▶ Supplied data:
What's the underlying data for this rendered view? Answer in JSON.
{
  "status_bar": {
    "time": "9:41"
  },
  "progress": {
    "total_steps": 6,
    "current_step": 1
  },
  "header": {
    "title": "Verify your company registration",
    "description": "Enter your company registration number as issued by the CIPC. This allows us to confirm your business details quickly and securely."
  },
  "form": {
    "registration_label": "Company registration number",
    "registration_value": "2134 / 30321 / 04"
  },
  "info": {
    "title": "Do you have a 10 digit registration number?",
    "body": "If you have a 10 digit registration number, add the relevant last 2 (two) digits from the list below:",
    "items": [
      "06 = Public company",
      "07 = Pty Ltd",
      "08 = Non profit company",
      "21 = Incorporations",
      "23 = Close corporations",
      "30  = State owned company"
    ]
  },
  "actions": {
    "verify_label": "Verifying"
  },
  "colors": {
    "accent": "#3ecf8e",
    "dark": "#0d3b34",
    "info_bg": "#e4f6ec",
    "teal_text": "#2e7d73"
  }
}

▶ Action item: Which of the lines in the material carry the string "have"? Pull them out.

▶ Result below:
    "title": "Do you have a 10 digit registration number?",
    "body": "If you have a 10 digit registration number, add the relevant last 2 (two) digits from the list below:",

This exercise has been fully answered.